**Task prompt:** The records beneath should be printed exactly, and the pictures are to be left out.
_____
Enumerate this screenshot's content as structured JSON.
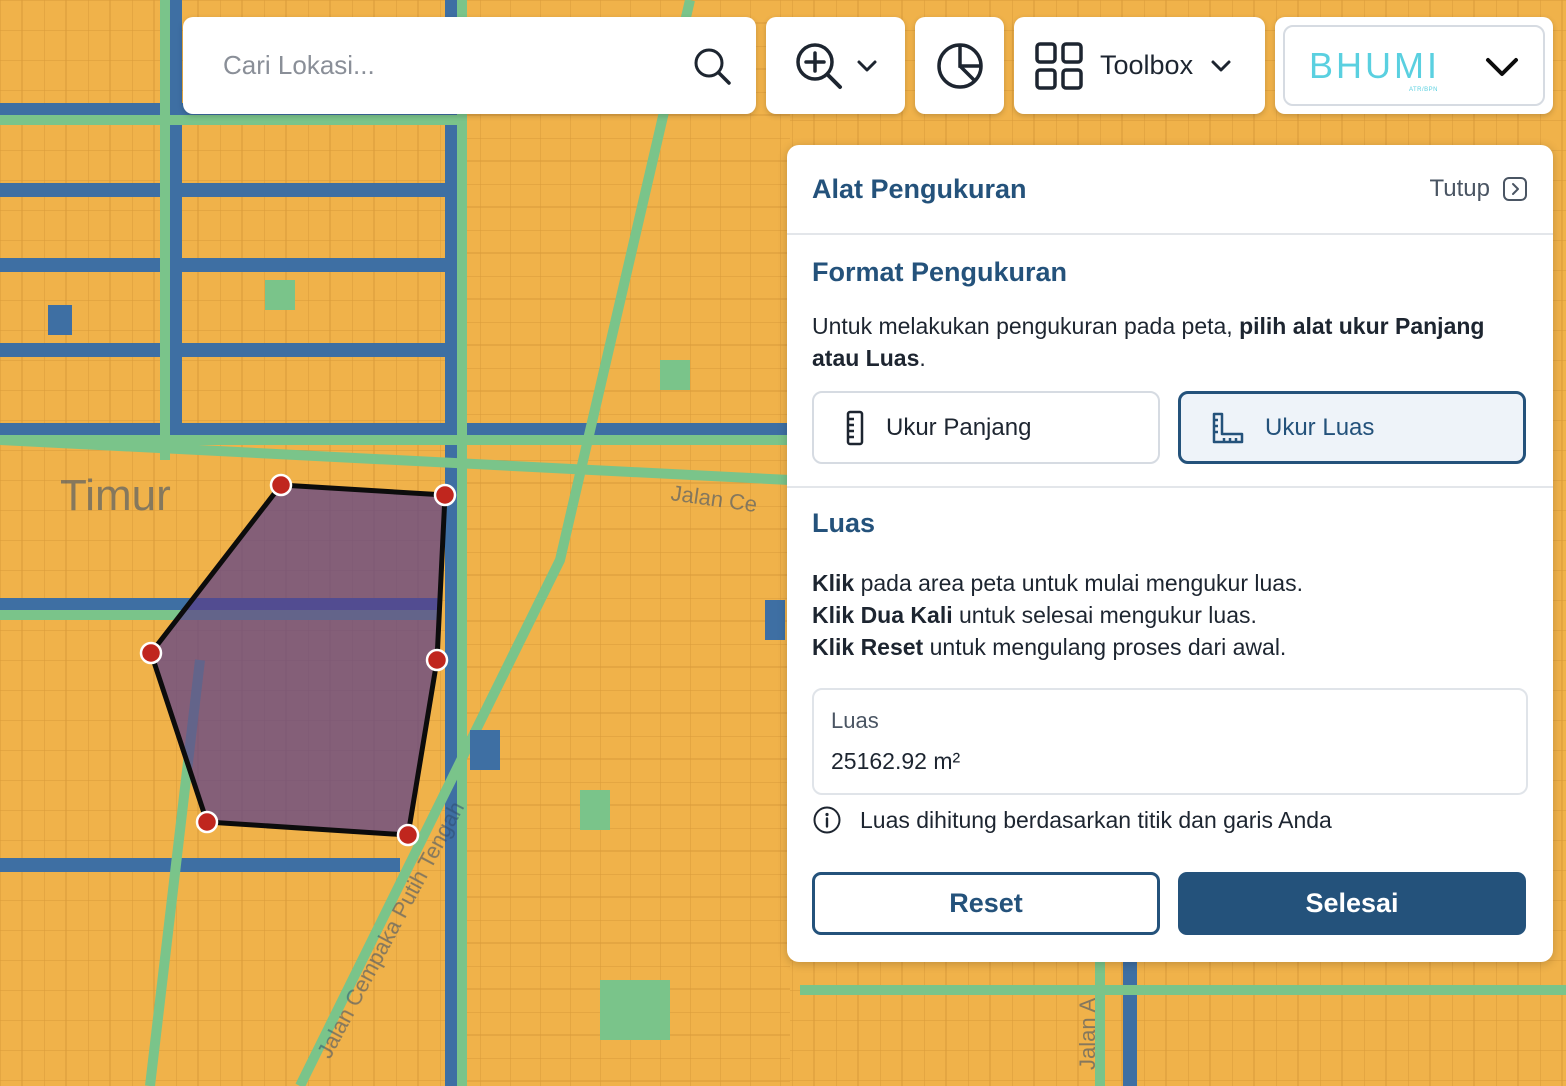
{
  "search": {
    "placeholder": "Cari Lokasi..."
  },
  "toolbar": {
    "toolbox_label": "Toolbox"
  },
  "brand": {
    "logo_text": "BHUMI",
    "logo_sub": "ATR/BPN"
  },
  "panel": {
    "title": "Alat Pengukuran",
    "close_label": "Tutup",
    "format_title": "Format Pengukuran",
    "format_desc_prefix": "Untuk melakukan pengukuran pada peta, ",
    "format_desc_bold": "pilih alat ukur Panjang atau Luas",
    "format_desc_suffix": ".",
    "tools": [
      {
        "label": "Ukur Panjang",
        "icon": "ruler-icon",
        "active": false
      },
      {
        "label": "Ukur Luas",
        "icon": "area-ruler-icon",
        "active": true
      }
    ],
    "area_title": "Luas",
    "instructions": [
      {
        "bold": "Klik",
        "text": " pada area peta untuk mulai mengukur luas."
      },
      {
        "bold": "Klik Dua Kali",
        "text": " untuk selesai mengukur luas."
      },
      {
        "bold": "Klik Reset",
        "text": " untuk mengulang proses dari awal."
      }
    ],
    "result_label": "Luas",
    "result_value": "25162.92 m²",
    "note": "Luas dihitung berdasarkan titik dan garis Anda",
    "reset_label": "Reset",
    "done_label": "Selesai"
  },
  "map": {
    "street_labels": [
      "Jalan Cempaka Putih Tengah",
      "Jalan Ce",
      "Timur",
      "Jalan A"
    ],
    "colors": {
      "parcel": "#f0b24a",
      "road": "#7ac48a",
      "water": "#3e6fa3",
      "polygon_fill": "#5a3f8a",
      "vertex": "#c0261e"
    }
  }
}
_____
**Result of this task:**
Enumerate this screenshot's content as structured JSON.
{
  "search": {
    "placeholder": "Cari Lokasi..."
  },
  "toolbar": {
    "toolbox_label": "Toolbox"
  },
  "brand": {
    "logo_text": "BHUMI",
    "logo_sub": "ATR/BPN"
  },
  "panel": {
    "title": "Alat Pengukuran",
    "close_label": "Tutup",
    "format_title": "Format Pengukuran",
    "format_desc_prefix": "Untuk melakukan pengukuran pada peta, ",
    "format_desc_bold": "pilih alat ukur Panjang atau Luas",
    "format_desc_suffix": ".",
    "tools": [
      {
        "label": "Ukur Panjang",
        "icon": "ruler-icon",
        "active": false
      },
      {
        "label": "Ukur Luas",
        "icon": "area-ruler-icon",
        "active": true
      }
    ],
    "area_title": "Luas",
    "instructions": [
      {
        "bold": "Klik",
        "text": " pada area peta untuk mulai mengukur luas."
      },
      {
        "bold": "Klik Dua Kali",
        "text": " untuk selesai mengukur luas."
      },
      {
        "bold": "Klik Reset",
        "text": " untuk mengulang proses dari awal."
      }
    ],
    "result_label": "Luas",
    "result_value": "25162.92 m²",
    "note": "Luas dihitung berdasarkan titik dan garis Anda",
    "reset_label": "Reset",
    "done_label": "Selesai"
  },
  "map": {
    "street_labels": [
      "Jalan Cempaka Putih Tengah",
      "Jalan Ce",
      "Timur",
      "Jalan A"
    ],
    "colors": {
      "parcel": "#f0b24a",
      "road": "#7ac48a",
      "water": "#3e6fa3",
      "polygon_fill": "#5a3f8a",
      "vertex": "#c0261e"
    }
  }
}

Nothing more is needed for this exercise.